Assigned task: Report every line from the following entries that contains the string "title".

*** Opening of Data to use ***

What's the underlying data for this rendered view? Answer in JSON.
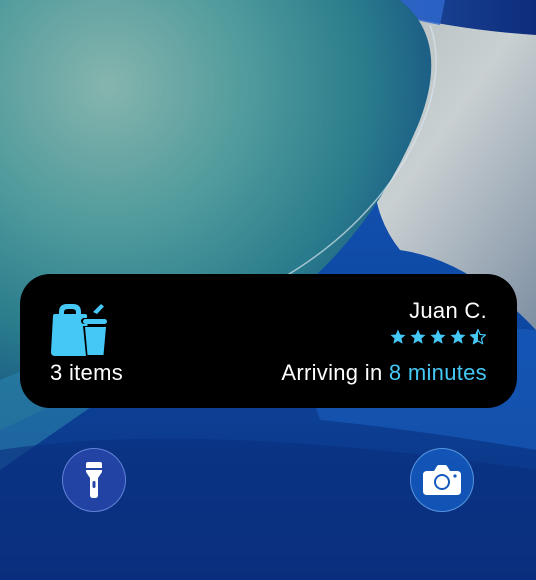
{
  "live_activity": {
    "items_label": "3 items",
    "courier_name": "Juan C.",
    "rating": 4.5,
    "arrival_prefix": "Arriving in",
    "arrival_eta": "8 minutes",
    "accent_color": "#45c8f5"
  },
  "icons": {
    "activity_icon": "takeout-bag-and-cup-icon",
    "star_icon": "star-icon",
    "flashlight": "flashlight-icon",
    "camera": "camera-icon"
  },
  "colors": {
    "card_background": "#000000",
    "text": "#ffffff",
    "accent": "#45c8f5"
  }
}
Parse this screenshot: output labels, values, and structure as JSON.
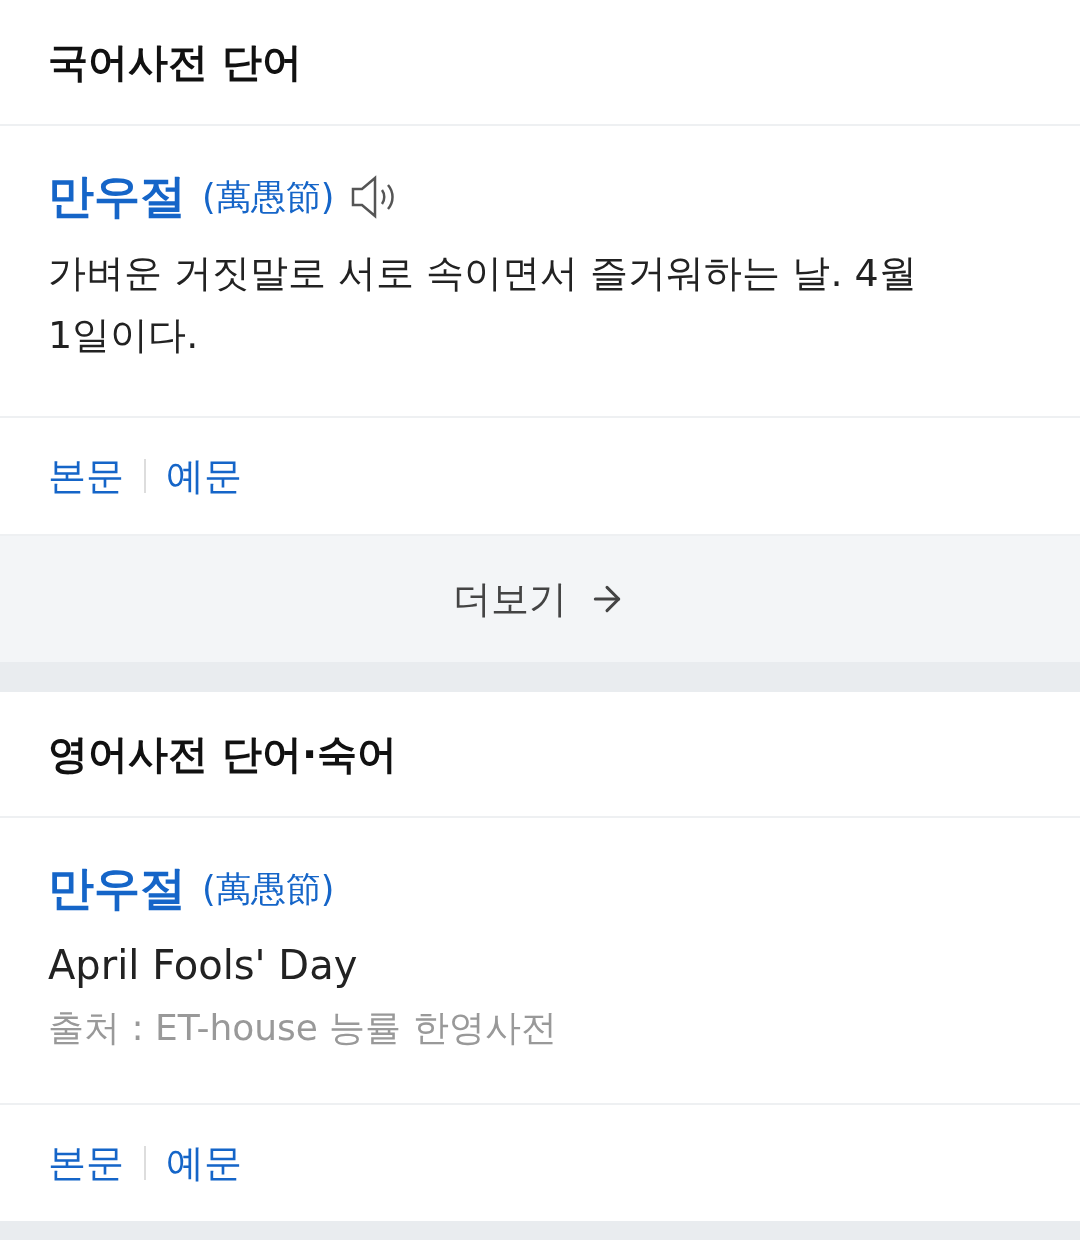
{
  "sections": [
    {
      "title": "국어사전 단어",
      "entry": {
        "word": "만우절",
        "hanja": "(萬愚節)",
        "has_audio": true,
        "definition": "가벼운 거짓말로 서로 속이면서 즐거워하는 날. 4월 1일이다.",
        "links": [
          "본문",
          "예문"
        ]
      },
      "more": {
        "label": "더보기"
      }
    },
    {
      "title": "영어사전 단어·숙어",
      "entry": {
        "word": "만우절",
        "hanja": "(萬愚節)",
        "has_audio": false,
        "definition": "April Fools' Day",
        "source": "출처 : ET-house 능률 한영사전",
        "links": [
          "본문",
          "예문"
        ]
      }
    }
  ]
}
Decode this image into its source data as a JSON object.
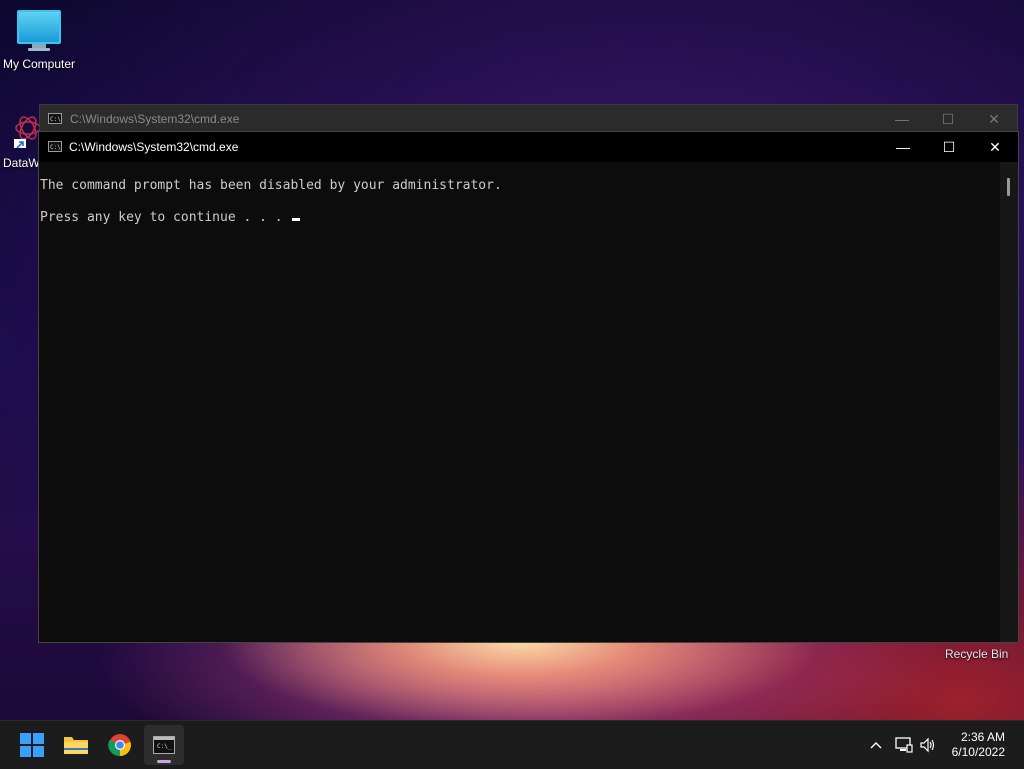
{
  "desktop": {
    "icons": [
      {
        "label": "My Computer"
      },
      {
        "label": "DataW"
      }
    ],
    "recycle_bin_label": "Recycle Bin"
  },
  "cmd_back_window": {
    "title": "C:\\Windows\\System32\\cmd.exe"
  },
  "cmd_window": {
    "title": "C:\\Windows\\System32\\cmd.exe",
    "lines": [
      "The command prompt has been disabled by your administrator.",
      "Press any key to continue . . . "
    ],
    "buttons": {
      "minimize": "—",
      "maximize": "☐",
      "close": "✕"
    }
  },
  "taskbar": {
    "apps": [
      {
        "name": "windows-start",
        "icon": "windows-logo-icon"
      },
      {
        "name": "file-explorer",
        "icon": "folder-icon"
      },
      {
        "name": "chrome",
        "icon": "chrome-icon"
      },
      {
        "name": "command-prompt",
        "icon": "cmd-icon",
        "active": true
      }
    ],
    "tray": {
      "chevron": "^",
      "time": "2:36 AM",
      "date": "6/10/2022"
    }
  },
  "colors": {
    "console_bg": "#0c0c0c",
    "console_text": "#cccccc",
    "taskbar_bg": "#1c1c1c"
  }
}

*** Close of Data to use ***

The answer:
      "title": "국어사전 단어",
      "title": "영어사전 단어·숙어",
    "title": "C:\\Windows\\System32\\cmd.exe"
    "title": "C:\\Windows\\System32\\cmd.exe",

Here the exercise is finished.